Honestly here is the sort of calculation that you want to circle, then come back to if you have enough time.
Refried Bean Company (RBC) is considering a project in the high-end hotdog business. Its
debt currently has a yield of 10%. Degen has a leverage ratio of 2.5 and a
marginal tax rate of 40%. Luxury Hotdogs Inc. (LHI), a publicly traded firm that operates
only in the high-end hotdog business, has a marginal tax rate of 30%, a
debt-to-equity ratio of 2.5, and an equity beta of 1.2. The risk-free rate is 4%

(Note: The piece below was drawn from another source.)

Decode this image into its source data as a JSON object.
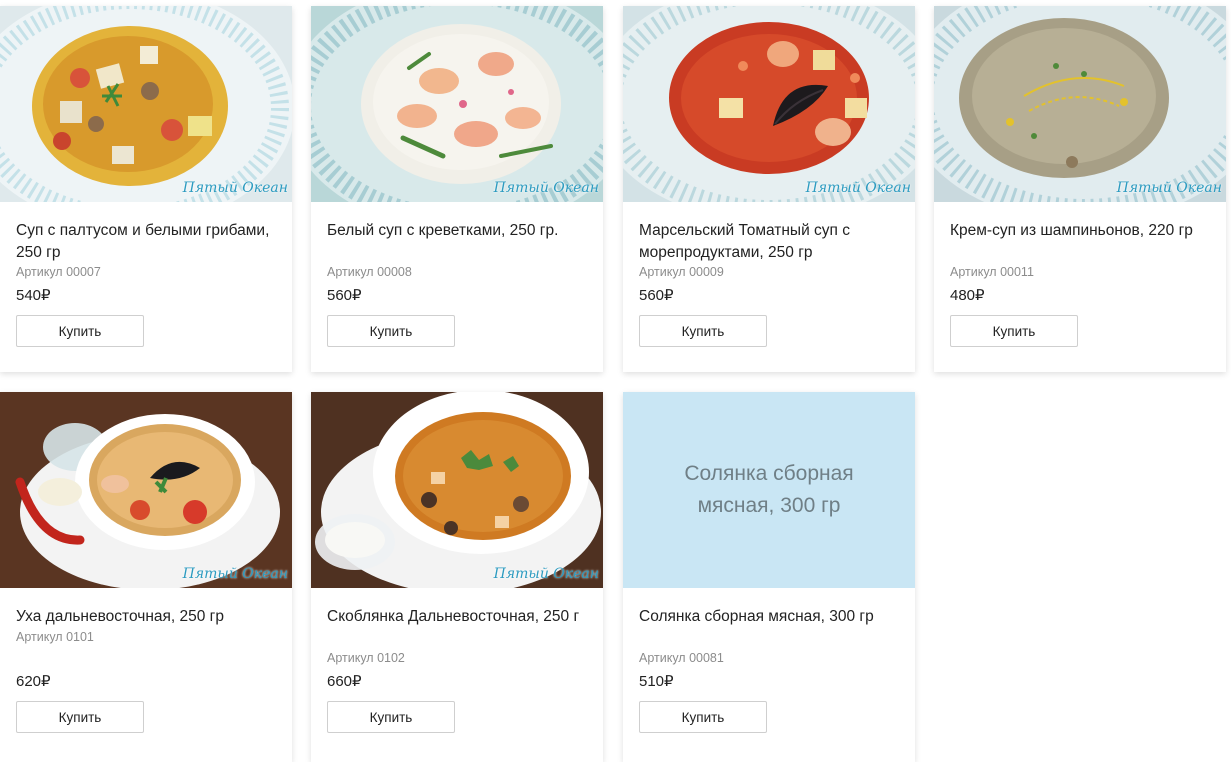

and the expected return on the market portfolio is 10%. Calculate the appropriate WACC to
use in evaluating the Refried Bean Company's boutique schnitzel project.
This is just a WACC problem with a twist. Instead of calculating the WACC with the cost of equity, we need to calculate a "project cost of equity" and add it to RBC's cost of debt. We get the project cost of equity from the risk free rate, plus the Project Beta times the difference between the return on the market portfolio, and the risk free rate: The Project Beta is derived from LHI's Asset Beta, which we can find using figures given.
Step one, find LHI's asset beta: Basset = company beta[1 / (1 + (1 - LHI's tax rate)( LHI's debt to equity ratio))] = 1.2[1 / (1 + (1 - 0.30)(2.5))] = 0.28
Step two, find RBC's equity beta for this project: Bequity = Basset[1 + (1 - RBC's tax rate)(LHI's equity beta)] = 0.28[1 + (1 - 0.4)(1.2)] = 0.48
Step three, find the project cost of equity: 4% + 0.48(10% - 4%) = 6.9%
Step four, find RBC's cost of debt: 10%(1 - 0.4) = 6%
Step five, find the weight of RBC's debt and equity: Wdebt = 0.6 and Wequity = 0.4
Step six, solve for the project's WACC: 0.6(6%) + 0.4(6.9%) = 3.6 + 2.76 = 6.36%
Like most problems, the hardest part is getting started. I always get mixed up with step one and two, but with some practice it isn't as impossible as it seems.
Now a word of caution, yesterday I didn't really know how to do this. There is a good chance I've made mistakes, if you see one, please comment.